Two years ago, we bought a house in the historic centre of Jerez in the south of Spain. The most unusual thing about this house was it had a garden or, rather, the potential for one. Most houses in this zone of the city are lucky to have a balcony or an inner courtyard. We have all three!
The house had been on the market for some time because, understandably, people found it hard to imagine this potential. At the back of the house there had been a casa de vecina or 'house of neighbours' which consisted, as is fairly typical in this kind of housing, of a handful of ramshackle dwellings with no planning permission. There was one toilet between them and a communal washing area consisting of a couple of large stone sinks. The roofs of the dwelling had caved in and no one had lived there for over twenty years.
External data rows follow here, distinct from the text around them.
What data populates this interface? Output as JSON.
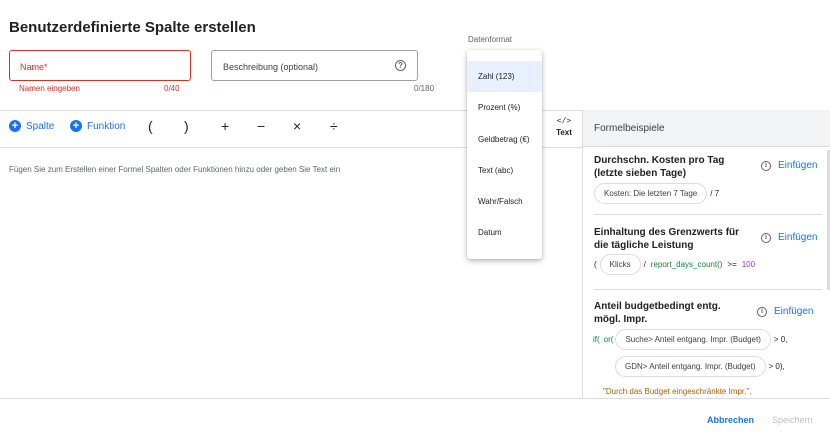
{
  "page": {
    "title": "Benutzerdefinierte Spalte erstellen"
  },
  "name_field": {
    "label": "Name*",
    "error": "Namen eingeben",
    "count": "0/40"
  },
  "description_field": {
    "label": "Beschreibung (optional)",
    "count": "0/180",
    "help_icon": "?"
  },
  "format": {
    "label": "Datenformat",
    "options": [
      "Zahl (123)",
      "Prozent (%)",
      "Geldbetrag (€)",
      "Text (abc)",
      "Wahr/Falsch",
      "Datum"
    ],
    "selected_index": 0
  },
  "toolbar": {
    "column_label": "Spalte",
    "function_label": "Funktion",
    "operators": [
      "(",
      ")",
      "+",
      "−",
      "×",
      "÷"
    ],
    "code_symbol": "</>",
    "text_label": "Text"
  },
  "editor": {
    "placeholder": "Fügen Sie zum Erstellen einer Formel Spalten oder Funktionen hinzu oder geben Sie Text ein"
  },
  "examples_panel": {
    "header": "Formelbeispiele",
    "insert_label": "Einfügen",
    "info_icon": "i",
    "examples": [
      {
        "title": "Durchschn. Kosten pro Tag (letzte sieben Tage)",
        "chip": "Kosten: Die letzten 7 Tage",
        "suffix": "/ 7"
      },
      {
        "title": "Einhaltung des Grenzwerts für die tägliche Leistung",
        "prefix": "(",
        "chip": "Klicks",
        "op": "/",
        "fn": "report_days_count()",
        "cmp": ">=",
        "num": "100"
      },
      {
        "title": "Anteil budgetbedingt entg. mögl. Impr.",
        "fn1": "if(",
        "fn2": "or(",
        "chip1": "Suche> Anteil entgang. Impr. (Budget)",
        "cmp1": "> 0,",
        "chip2": "GDN> Anteil entgang. Impr. (Budget)",
        "cmp2": "> 0),",
        "string": "\"Durch das Budget eingeschränkte Impr.\","
      }
    ]
  },
  "footer": {
    "cancel_label": "Abbrechen",
    "save_label": "Speichern"
  },
  "colors": {
    "accent": "#1a73e8",
    "error": "#d93025",
    "function": "#188038",
    "number": "#9334e6",
    "string": "#b06000"
  }
}
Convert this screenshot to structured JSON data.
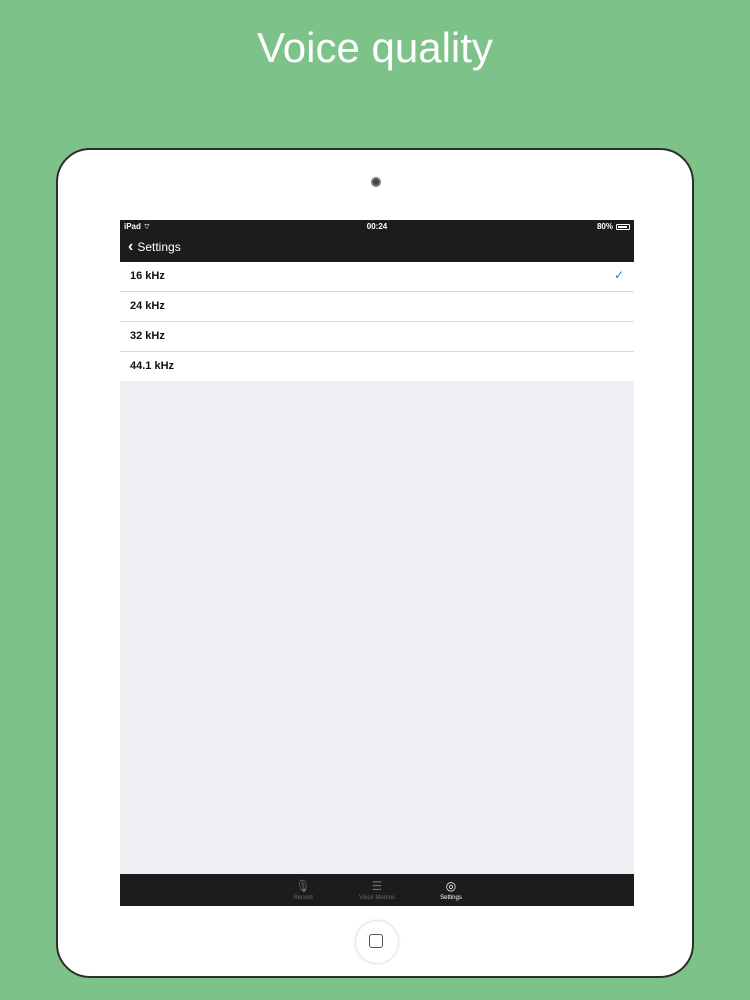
{
  "headline": "Voice quality",
  "status_bar": {
    "device": "iPad",
    "time": "00:24",
    "battery": "80%"
  },
  "nav": {
    "back_label": "Settings"
  },
  "quality_options": [
    {
      "label": "16 kHz",
      "selected": true
    },
    {
      "label": "24 kHz",
      "selected": false
    },
    {
      "label": "32 kHz",
      "selected": false
    },
    {
      "label": "44.1 kHz",
      "selected": false
    }
  ],
  "check_glyph": "✓",
  "tabs": [
    {
      "label": "Record",
      "icon": "microphone-icon",
      "glyph": "🎙",
      "active": false
    },
    {
      "label": "Voice Memos",
      "icon": "list-icon",
      "glyph": "☰",
      "active": false
    },
    {
      "label": "Settings",
      "icon": "gear-icon",
      "glyph": "◎",
      "active": true
    }
  ],
  "colors": {
    "background": "#7dc389",
    "bar": "#1c1c1c",
    "accent": "#1a7cf5"
  }
}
Removing the rubble took many wheelbarrows to many skips.
We didn't really have a plan for the garden but, as the rubble was cleared, a few ideas presented themselves. For example, once the builders had cleared away the loose bricks of the flat-roofed building at the end of the garden, a sturdy skeleton remained and we prompltly decided to make this into an outdoor shady area. I had secretly admired the vaulted ceiling in this dwelling so was glad something could be made of it. We were lucky also in that when the garden wall was revealed, its brickwork suggested there were archways there in the past. How long ago, we don't know, but certainly inspired by the Islamic past of the city.
Feeling frugal after the building project was subject to extension after extension, we used a very tall antique door that had been found in the garage, tidied it up and lay it across two saw horses for a table. Further frugality came into play with our Bedouin style 'couch': a single bed and mattress that was also in the house when we bought it. When buying a property in Spain, it's usual for it to come fully furnished and this can be a mixed bag erring toward a lot of throwing away. When the removal van arrived with our stuff, we gave the fellows a few hundred extra to take away most of what had been left once the van was empty. Some of the items we discarded from here were quite tragic...bags of mouse-eaten family photos, old bull fighting posters, headless plastic dolls and, la tour de force, a potty under a bed. We covered the single bed with a large Turkish carpet, the result of us finally giving in to vendors in Istanbul. Said carpet had lived folded in a cupboard for a few years. The Bedouin tray table, also bought on that trip to Istanbul, finally had an appropriate setting.
We had a lucky day when the thick layer of concrete over most of the ground was jack-hammered up to reveal original cobbles needing very little repair. Another revolation was the well, well, not exactly a well. imagine a massive demijohn in the ground, a thin neck and the round part going down about thirty feet. It is lined with toscos the old flat handmade bricks which allow the water to seep though. Full of clear odourless water, I tested it by filling a jar and putting in a goldfish. When there were no adverse effects, we pumped the water into the pond. Now we have a useful unchlorinated supply of water to top up our pond in summer.
I liked the idea of keeping as much of the tiled flooring as possible partly as a small reminder of the little houses that used to be there. We made gaps in the tiles and planted orange, lemon and lime trees along with plumeria, aromaticas (mint, lavendar, basil and rosemary) and succulents: all plants that can cope with the long hot and dry summer. A couple of sturdy walls were left standing and whitewashed to create another area of shade incorporating a roof of grape vines. We kept the communal sinks too and put plants in them, but the communal toilet has gone I'm afraid.